In 1948, the Arab-Israeli War erupted after Israel declared independence, spurring military incursions from Egypt, Transjordan, Syria, and Iraq.
Eliezer went to enlist but was denied because of his kapo past. His father successfully petitioned David Ben-Gurion, another Pole and the future first prime minister of Israel, to admit him.
On May 22, 1948, just a week after the start of the war, according to the official version of events, Eliezer Gruenbaum was with his battalion on the way to engage the enemy when their vehicle was hit by a shell. Their commander killed, Gruenbaum was struck by shrapnel in the face, losing consciousness from blood loss before recovering.
Emerging from the convoy, he adopted a machine gunner’s pose, maintaining fire on the opposing forces while his men regrouped. Amid the fighting, Gruenbaum was shot in the head and died.
There are other theories as to how Eliezer Gruenbaum died. One, disproven but popular for many years due to its support from Yitzhak Gruenbaum’s enemies, is that Eliezer was shot in the back by his own forces for the crimes he committed in Auschwitz-Birkenau.
Another popular, and still possible, theory is that he killed himself. And when you think about it, even the official story of “a wounded man’s desperate, futile last stand against an enemy army” can be interpreted as a kind of suicide.

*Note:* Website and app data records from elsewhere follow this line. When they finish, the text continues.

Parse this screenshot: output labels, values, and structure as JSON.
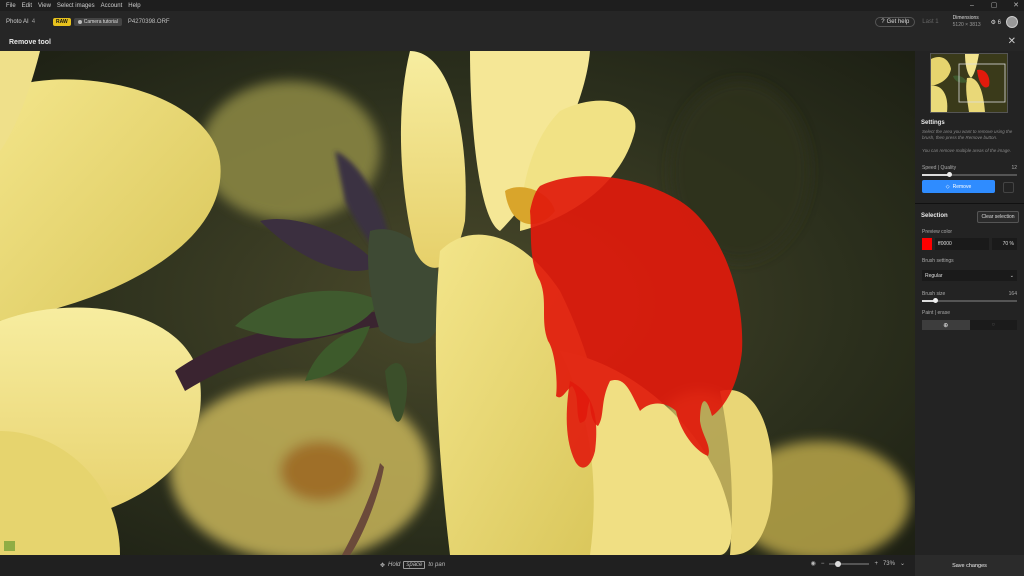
{
  "menu": [
    "File",
    "Edit",
    "View",
    "Select images",
    "Account",
    "Help"
  ],
  "window_controls": [
    "–",
    "▢",
    "✕"
  ],
  "app": {
    "title": "Photo AI",
    "version": "4",
    "badge_raw": "RAW",
    "badge_tutorial": "Camera tutorial",
    "filename": "P4270398.ORF"
  },
  "header_right": {
    "get_help": "Get help",
    "last": "Last 1",
    "dimensions_label": "Dimensions",
    "dimensions_value": "5120 × 3813",
    "count": "6"
  },
  "tool": {
    "title": "Remove tool",
    "close": "✕"
  },
  "canvas": {
    "pan_hint_pre": "Hold",
    "pan_hint_key": "space",
    "pan_hint_post": "to pan",
    "zoom": "73%",
    "zoom_level": 0.15
  },
  "panel": {
    "settings_title": "Settings",
    "settings_help_1": "Select the area you want to remove using the brush, then press the Remove button.",
    "settings_help_2": "You can remove multiple areas of the image.",
    "speed_label": "Speed | Quality",
    "speed_value": "12",
    "speed_level": 0.28,
    "remove_label": "Remove",
    "selection_title": "Selection",
    "clear_selection": "Clear selection",
    "preview_color_label": "Preview color",
    "preview_color_hex": "ff0000",
    "preview_opacity": "70 %",
    "brush_settings_label": "Brush settings",
    "brush_mode": "Regular",
    "brush_size_label": "Brush size",
    "brush_size_value": "164",
    "brush_size_level": 0.14,
    "paint_erase_label": "Paint | erase",
    "save_changes": "Save changes"
  },
  "colors": {
    "accent": "#2f8cff",
    "selection": "#ff0000",
    "raw_badge": "#e8c21d"
  }
}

By surviving past the end of World War II and dying in battle, Gruenbaum may have escaped an even uglier fate.
Many kapos who faced their former subordinates after the war met grisly ends. After the Mauthausen concentration camp was liberated, for instance, most of the kapos were lynched by an angry mob of prisoners.
One Mauthausen survivor described the events in gruesome detail:

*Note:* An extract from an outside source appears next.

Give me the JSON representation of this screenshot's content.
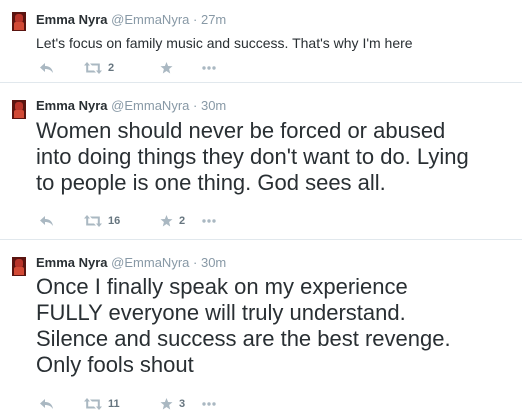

“From one o’clock in the afternoon on, we knew that the Americans were at the gates of the camp, and we had begun our purging process. It was relatively simple. Ten, 15, or sometimes 20 of us went to blocks… where all of the German scum had taken refuge, those who were kapos just yesterday, block bosses, room chiefs, etc., who had, over the years been responsible for 150,000 deaths of men of all nationalities… Every German brute discovered in one of these blocks was hauled into the roll call yard. They were going to suffer when they died, in the way they had made our comrades suffer and die. Our only weapons were our wooden-soled shoes, but we more than made up in numbers and rage for this rudimentary equipment. Every minute a new group of deportees arrived in the roll call yard, dragging a former torturer. He was stunned and knocked down. Everyone who had a sabot on his foot, or in his hand, leaped on the body and face and stamped and struck until the guts came spilling out, and the head was a flattened shapeless mass of flesh.”
Contemplating Kapos’ Complicated Legacy

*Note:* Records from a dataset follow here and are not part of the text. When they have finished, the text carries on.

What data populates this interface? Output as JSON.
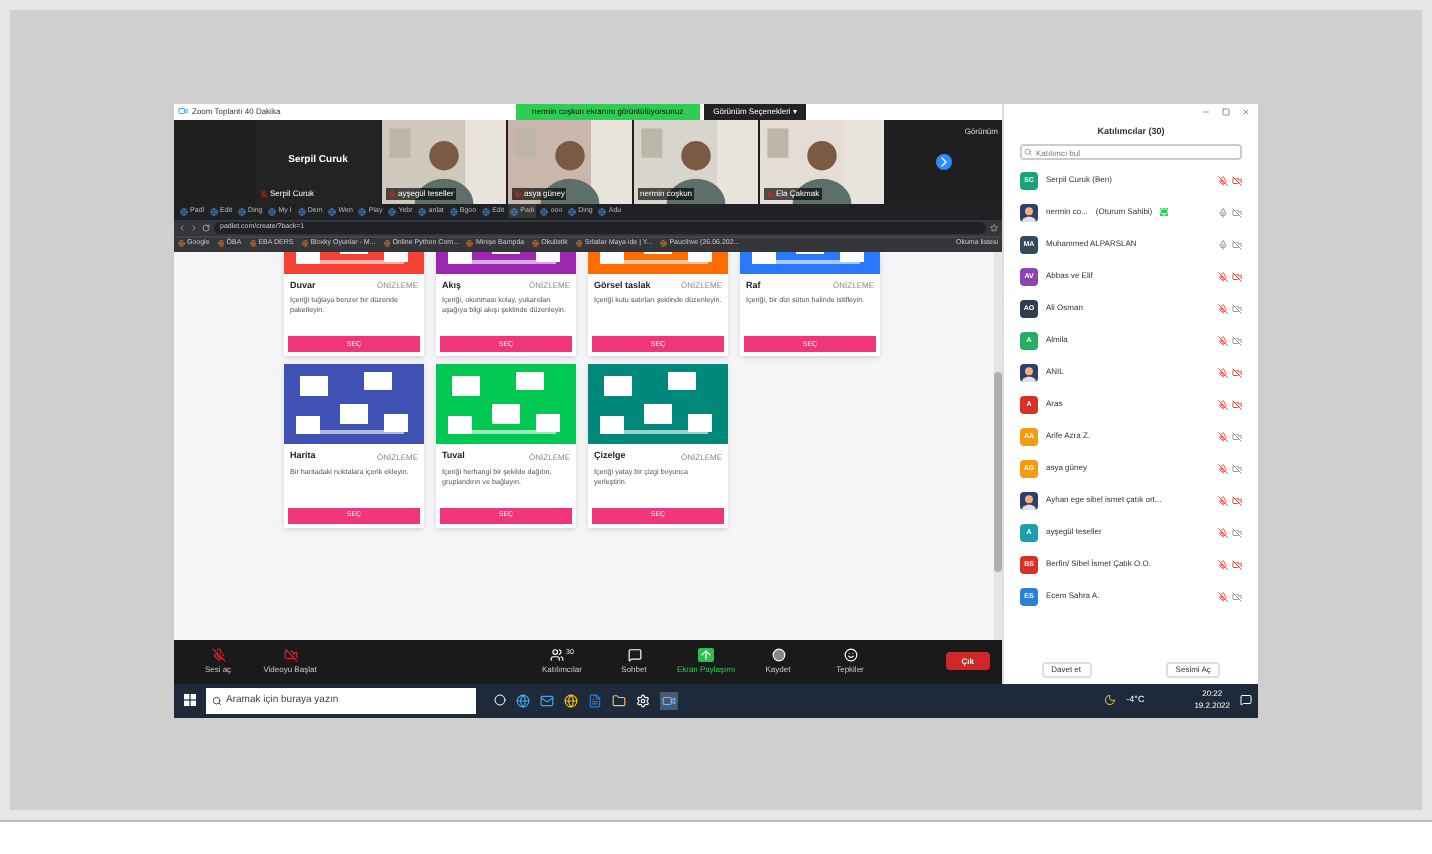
{
  "zoom_window": {
    "title": "Zoom Toplantı 40 Dakika",
    "share_banner": "nermin coşkun ekranını görüntülüyorsunuz",
    "view_options": "Görünüm Seçenekleri ▾",
    "view_label": "Görünüm"
  },
  "speaker_tile": {
    "name": "Serpil Curuk",
    "label": "Serpil Curuk"
  },
  "video_tiles": [
    {
      "name": "ayşegül teseller",
      "muted": true
    },
    {
      "name": "asya güney",
      "muted": true
    },
    {
      "name": "nermin coşkun",
      "muted": false
    },
    {
      "name": "Ela Çakmak",
      "muted": true
    }
  ],
  "browser": {
    "tabs": [
      {
        "label": "Padl",
        "selected": false
      },
      {
        "label": "Edit",
        "selected": false
      },
      {
        "label": "Ding",
        "selected": false
      },
      {
        "label": "My I",
        "selected": false
      },
      {
        "label": "Dem",
        "selected": false
      },
      {
        "label": "Wen",
        "selected": false
      },
      {
        "label": "Play",
        "selected": false
      },
      {
        "label": "Yebr",
        "selected": false
      },
      {
        "label": "anlat",
        "selected": false
      },
      {
        "label": "Bgoo",
        "selected": false
      },
      {
        "label": "Edit",
        "selected": false
      },
      {
        "label": "Padı",
        "selected": true
      },
      {
        "label": "ooo",
        "selected": false
      },
      {
        "label": "Ding",
        "selected": false
      },
      {
        "label": "Adu",
        "selected": false
      }
    ],
    "address": "padlet.com/create/?back=1",
    "bookmarks": [
      "Google",
      "ÖBA",
      "EBA DERS",
      "Bloxky Oyunlar - M...",
      "Online Python Com...",
      "Minişe Bampda",
      "Okulistik",
      "Sıfatlar Maya ide | Y...",
      "Paucihve (26.06.202..."
    ],
    "reading_list": "Okuma listesi"
  },
  "cards": [
    {
      "title": "Duvar",
      "preview": "ÖNİZLEME",
      "description": "İçeriği tuğlaya benzer bir düzende paketleyin.",
      "button": "SEÇ",
      "color": "#f44336"
    },
    {
      "title": "Akış",
      "preview": "ÖNİZLEME",
      "description": "İçeriği, okunması kolay, yukarıdan aşağıya bilgi akışı şeklinde düzenleyin.",
      "button": "SEÇ",
      "color": "#9c27b0"
    },
    {
      "title": "Görsel taslak",
      "preview": "ÖNİZLEME",
      "description": "İçeriği kutu satırları şeklinde düzenleyin.",
      "button": "SEÇ",
      "color": "#ff6d00"
    },
    {
      "title": "Raf",
      "preview": "ÖNİZLEME",
      "description": "İçeriği, bir dizi sütun halinde istifleyin.",
      "button": "SEÇ",
      "color": "#2979ff"
    },
    {
      "title": "Harita",
      "preview": "ÖNİZLEME",
      "description": "Bir haritadaki noktalara içerik ekleyin.",
      "button": "SEÇ",
      "color": "#3f51b5"
    },
    {
      "title": "Tuval",
      "preview": "ÖNİZLEME",
      "description": "İçeriği herhangi bir şekilde dağıtın, gruplandırın ve bağlayın.",
      "button": "SEÇ",
      "color": "#00c853"
    },
    {
      "title": "Çizelge",
      "preview": "ÖNİZLEME",
      "description": "İçeriği yatay bir çizgi boyunca yerleştirin.",
      "button": "SEÇ",
      "color": "#00897b"
    }
  ],
  "toolbar": {
    "items": [
      {
        "kind": "mic",
        "label": "Sesi aç"
      },
      {
        "kind": "video",
        "label": "Videoyu Başlat"
      },
      {
        "kind": "participants",
        "label": "Katılımcılar",
        "count": "30"
      },
      {
        "kind": "chat",
        "label": "Sohbet"
      },
      {
        "kind": "share",
        "label": "Ekran Paylaşımı"
      },
      {
        "kind": "record",
        "label": "Kaydet"
      },
      {
        "kind": "reactions",
        "label": "Tepkiler"
      }
    ],
    "leave": "Çık"
  },
  "participants_panel": {
    "title": "Katılımcılar (30)",
    "search": {
      "placeholder": "Katılımcı bul"
    },
    "people": [
      {
        "initials": "SC",
        "name": "Serpil Curuk (Ben)",
        "color": "#1aa37a",
        "mic_muted": true,
        "cam_red": true
      },
      {
        "kind": "picture",
        "name": "nermin co...",
        "role": "(Oturum Sahibi)",
        "mic_muted": false,
        "cam_red": false
      },
      {
        "initials": "MA",
        "name": "Muhammed ALPARSLAN",
        "color": "#34495e",
        "mic_muted": false,
        "cam_red": false
      },
      {
        "initials": "AV",
        "name": "Abbas ve Elif",
        "color": "#8e44ad",
        "mic_muted": true,
        "cam_red": true
      },
      {
        "initials": "AO",
        "name": "Ali Osman",
        "color": "#2c3e50",
        "mic_muted": true,
        "cam_red": false
      },
      {
        "initials": "A",
        "name": "Almila",
        "color": "#27ae60",
        "mic_muted": true,
        "cam_red": false
      },
      {
        "kind": "picture",
        "name": "ANIL",
        "mic_muted": true,
        "cam_red": true
      },
      {
        "initials": "A",
        "name": "Aras",
        "color": "#d93025",
        "mic_muted": true,
        "cam_red": true
      },
      {
        "initials": "AA",
        "name": "Arife Azra Z.",
        "color": "#f39c12",
        "mic_muted": true,
        "cam_red": false
      },
      {
        "initials": "AG",
        "name": "asya güney",
        "color": "#f39c12",
        "mic_muted": true,
        "cam_red": false
      },
      {
        "kind": "picture",
        "name": "Ayhan ege sibel ismet çatık ort...",
        "mic_muted": true,
        "cam_red": true
      },
      {
        "initials": "A",
        "name": "ayşegül teseller",
        "color": "#1e9fb0",
        "mic_muted": true,
        "cam_red": false
      },
      {
        "initials": "BS",
        "name": "Berfin/ Sibel İsmet Çatık O.O.",
        "color": "#d93025",
        "mic_muted": true,
        "cam_red": true
      },
      {
        "initials": "ES",
        "name": "Ecem Sahra A.",
        "color": "#2d7fd3",
        "mic_muted": true,
        "cam_red": false
      }
    ],
    "buttons": [
      "Davet et",
      "Sesimi Aç"
    ]
  },
  "taskbar": {
    "search": {
      "placeholder": "Aramak için buraya yazın"
    },
    "temperature": "-4°C",
    "time": "20:22",
    "date": "19.2.2022"
  }
}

We may never know the truth of all the accusations against Eliezer Gruenbaum, or why, as he and his father claimed, camp survivors who knew him would make up such terrible stories if he were indeed innocent. But when it comes to the Second World War, and the Holocaust in general, there are far more uncomfortable questions than satisfying answers.
Gruenbaum’s memoir begins with this allegorical passage:
“We have all undoubtedly seen images at the cinema of a passenger ship sinking on the high seas; panic on deck; women and children first; a throng of people crazed with fear rushing the lifeboats; the ability to think vanishes. All that remains is a single ambition — to live! And at the boats stand the officers, guns drawn, stopping the crowd as shots ring out. We lived for days, weeks and years on the deck of a sinking ship.”
Unless we ourselves have been on that sinking ship and felt its terror, Gruenbaum implies, we cannot understand the reality of the situation. Neither can we understand the things people in it would do out of panic, fear, and misplaced anger.
Perhaps in his position, we might have made different choices. I am sure we all hope we would. But the evidence suggests that when placed into such an evil system, individuals who can come out unscathed are few and far between.
After learning about the complicated legacy of kapos, delve into the life of Simon Wiesenthal, the Holocaust survivor-turned-Nazi hunter. Then, take a look at these 44 tragic photos inside the Nazis’ Bergen-Belsen concentration camp.